Pulling together the financing for affordable rental housing in general is a deeply complex endeavor. It is not uncommon for a high-quality, mission-focused affordable rental housing development to layer 10-15 sources of funding. The redevelopment of Friendship Court will be no different. In fact, it will be more complex than most, given the broad set of resident-driven goals for redevelopment, including creating housing with multiple tiers of affordability and the phasing of development that prevents displacement of existing resident families.
With few exceptions, all rental housing developments have some debt once completed. The rental revenue from a property covers those debt payments – as well as all other necessary operating costs such as staff, utility bills, building repair reserves, etc. By definition, affordable housing communities have reduced rental revenue. However, operating costs don’t generally shrink, so the primary method for reducing operating costs to align with the available rental revenue is to decrease the debt burden. The only way to decrease debt is to introduce front-end subsidies into the development financing.
The backbone subsidy for affordable rental community development nation-wide is Low-Income Housing Tax Credits (LIHTC). Effectively, LIHTC financing can account for as much as 40-50% of development costs. However, LIHTC is a limited federal program, administered by individual states, and is highly competitive.
The redevelopment of Friendship Court absolutely depends on successfully winning LIHTC financing – and all the work of the Friendship Court Advisory Committee over the last year has been focused on achieving resident aspirations and winning LIHTC funding. However, LIHTC alone is insufficient to “make the numbers work” given the depth of affordability we aim to achieve – we will need those other layered sources, too.
For two reasons, the second most crucial subsidy is local. First, local financial support provides a meaningful layer of funding. Second, and perhaps as importantly, we are much more competitive in the LIHTC financing competition with substantial, committed financial support from the municipality. Fortunately, we live in a city with a strong financial commitment to affordable housing as shown by the Charlottesville Affordable Housing Fund (CAHF). The CAHF was wisely established more than ten years ago to support affordable housing in our community.
To successfully redevelop Friendship Court, we must close the remaining development financing gap depending largely on support from local, regional, and national foundations as well as private philanthropy.
Successfully financing a high-quality, deeply affordable rental housing community is challenging and resource-intensive.

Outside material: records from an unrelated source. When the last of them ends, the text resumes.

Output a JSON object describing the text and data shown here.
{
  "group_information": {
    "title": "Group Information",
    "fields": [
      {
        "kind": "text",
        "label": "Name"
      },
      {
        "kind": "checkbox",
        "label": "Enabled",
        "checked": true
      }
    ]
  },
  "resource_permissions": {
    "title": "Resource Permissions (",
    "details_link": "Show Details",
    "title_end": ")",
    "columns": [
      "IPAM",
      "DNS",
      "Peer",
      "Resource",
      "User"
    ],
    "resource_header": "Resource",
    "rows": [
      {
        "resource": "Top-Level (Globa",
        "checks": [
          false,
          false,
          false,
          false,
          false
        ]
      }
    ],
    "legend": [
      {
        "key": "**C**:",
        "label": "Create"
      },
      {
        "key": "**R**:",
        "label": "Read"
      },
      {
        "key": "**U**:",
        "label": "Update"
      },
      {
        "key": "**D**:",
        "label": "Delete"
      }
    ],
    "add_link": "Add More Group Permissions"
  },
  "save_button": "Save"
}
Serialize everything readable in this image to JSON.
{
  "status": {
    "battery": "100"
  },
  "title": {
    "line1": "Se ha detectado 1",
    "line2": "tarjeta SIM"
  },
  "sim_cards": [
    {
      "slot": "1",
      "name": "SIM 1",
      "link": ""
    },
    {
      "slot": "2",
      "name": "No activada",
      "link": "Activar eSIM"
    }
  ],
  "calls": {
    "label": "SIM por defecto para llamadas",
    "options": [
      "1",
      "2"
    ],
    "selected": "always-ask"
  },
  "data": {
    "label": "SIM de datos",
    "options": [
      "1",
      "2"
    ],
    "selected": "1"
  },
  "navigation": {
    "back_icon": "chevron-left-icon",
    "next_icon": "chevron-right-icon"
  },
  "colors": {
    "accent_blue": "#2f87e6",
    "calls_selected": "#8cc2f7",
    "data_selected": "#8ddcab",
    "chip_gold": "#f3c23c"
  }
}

The decisively positive results, however, particularly for the families whose lives will be impacted over the ensuing decades, are unequivocal and critically necessary to address the dire need for housing affordable for low-income families in Charlottesville.